  29. Abdel-Aal E-SM, Young JC, Rabalski I (2006) Anthocyanin Composition in Black, Blue, Pink, Purple, and Red Cereal Grains. J Agric Food Chem 54: 4696-4704.
  30. Fiorini M (1995) Preparative high-performance liquid chromatography for the purification of natural anthocyanins. J Chromatogr 692: 213-219.
  31. Philpott M, Gould KS, Lim C, Ferguson LR (2004) In Situ and In Vitro Antioxidant Activity of Sweetpotato Anthocyanins. J Agric Food Chem 52: 1511-1513.
  32. Goda Y, Shimizu T, Kato Y, Nakamura M, Maitani T, et al. (1997) Two acylated anthocyanins from purple sweet potato. Phytochemistry 44: 183-186.
  33. Harvey PJ, Boulter D (1983) Isolation and characterization of the storage protein of yam tubers (Dioscorea rotundata). Phytochemistry 22: 1687-1693.
  34. Laemmli UK (1970) Cleavage of structural proteins during the assembly of the head of bacteriophage T4. Nature 227: 680-685.
  35. Yoshida K, Kondo T, Goto T (1991) Unusually stable monoacylated anthocyanin from purple yam dioscorea alata. Tetrahedron Lett 32: 5579-5580.
  36. Wang H, Race EJ, Shrikhande AJ (2003) Characterization of Anthocyanins in Grape Juices by Ion Trap Liquid Chromatography-Mass Spectrometry. J Agric Food Chem 51: 1839-1844.
  37. Christensen TM, Jochimsen BU (1983) Enzymes of Ureide Synthesis in Pea and Soybean. Plant Physiol 72: 56-59.
  38. Osuji GO, Ory RL (1986) Purine degradative pathway of the yam and sweet potato. J Agric Food Chem 34: 599-602.
  39. Stadelman WJ, Cotterill OJ (1995) Egg science and technology. (4thedn), Haworth Press, New York.
  40. Shih S, Weng YM, Chen S, Huang SL, Chen W, et al. (2003) FT-Raman spectroscopic investigation of lens proteins of tilapia treated with dietary vitamin E. Arch Biochem Biophys 420: 79-86.
  41. Siamwiza MN, Lord RC, Chen MC, Takamatsu T, Harada I, et al. (1975) Interpretation of the doublet at 850 and 830 cm-1 in the Raman spectra of tyrosyl residues in proteins and certain model compounds. Biochemistry 14: 4870-4876.
Citation: Wang CH, Chen MJ, Tseng CY, Wei KM, Chen W (2013) Structural Characterization of Functional Compositions Isolated from Dioscorea Purpurea (Cultivar of Ming-Chien) by Raman Spectroscopy.
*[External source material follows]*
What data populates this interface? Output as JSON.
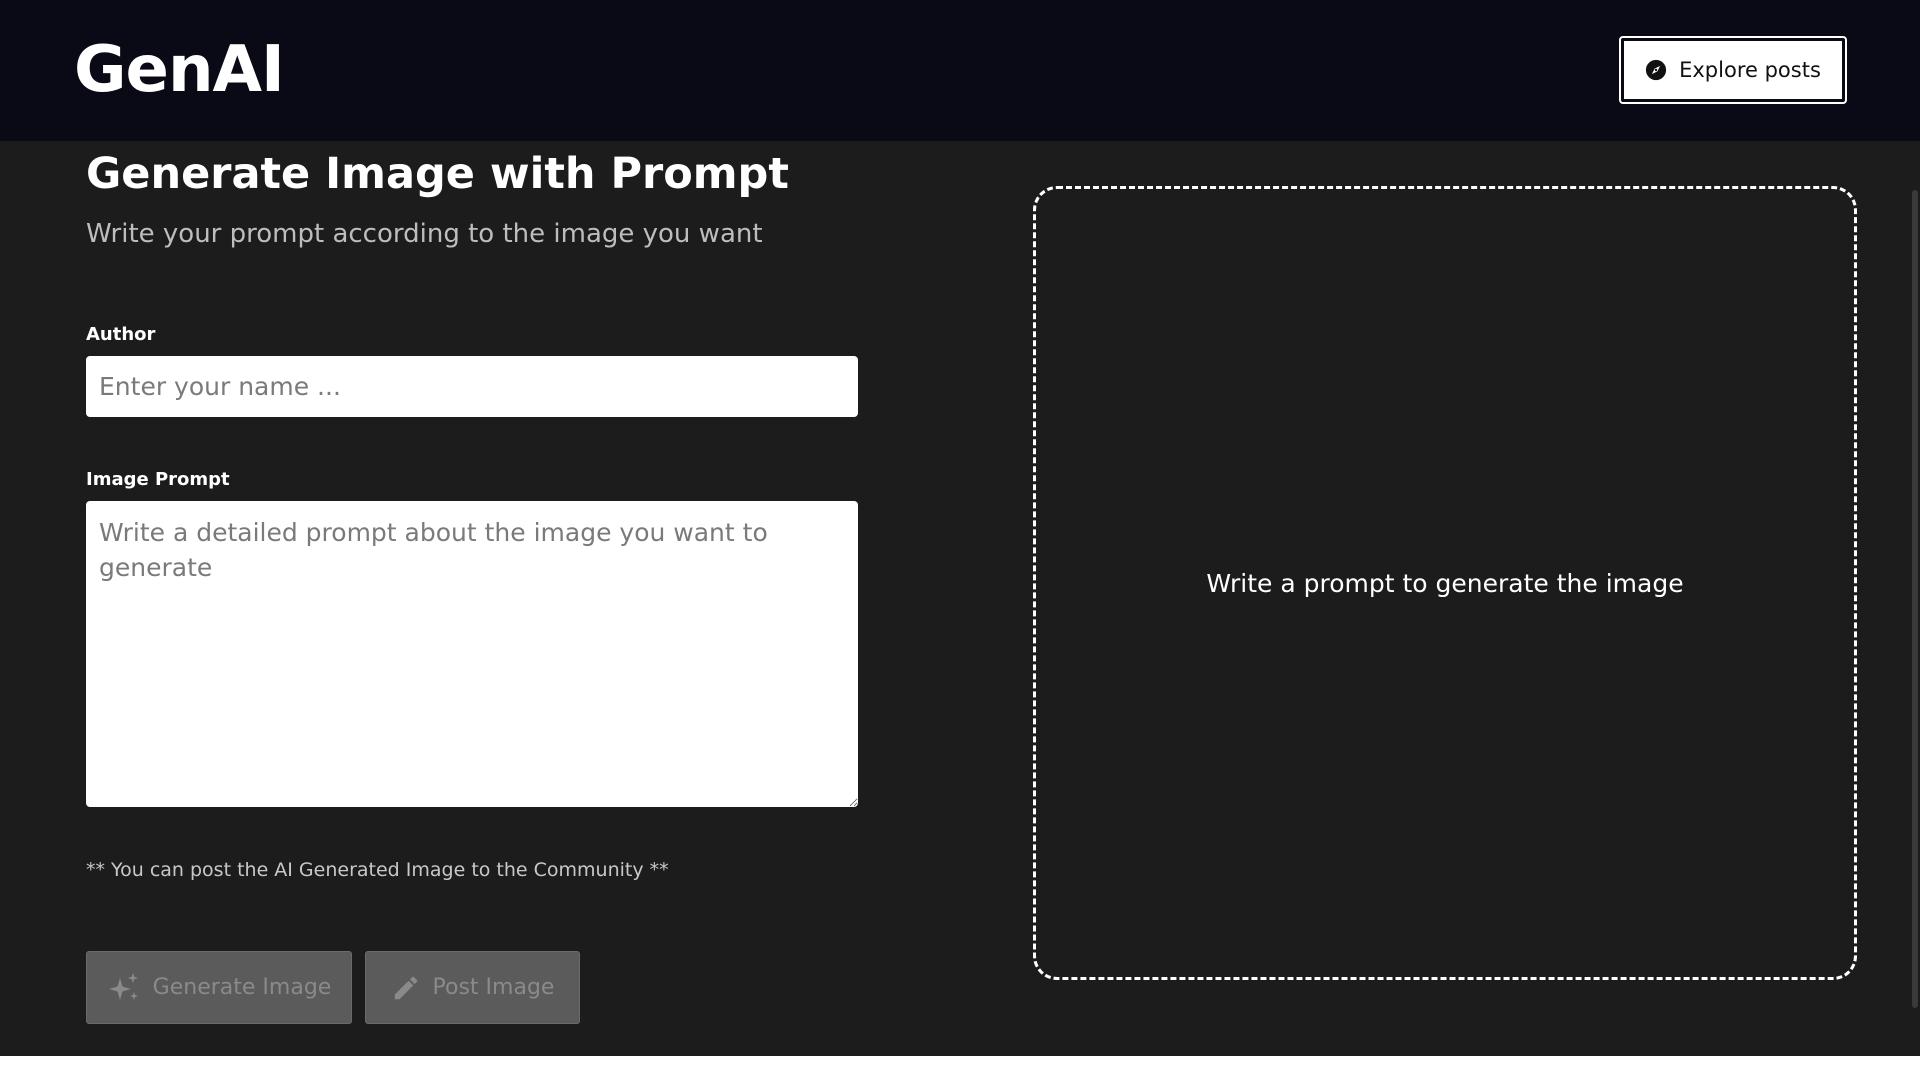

Nat Prod Chem Res 1:110.

Copyright: © 2013 Wang CH, et al. This is an open-access article distributed under the terms of the Creative Commons Attribution License, which permits unrestricted use, distribution, and reproduction in any medium, provided the original author and source are credited.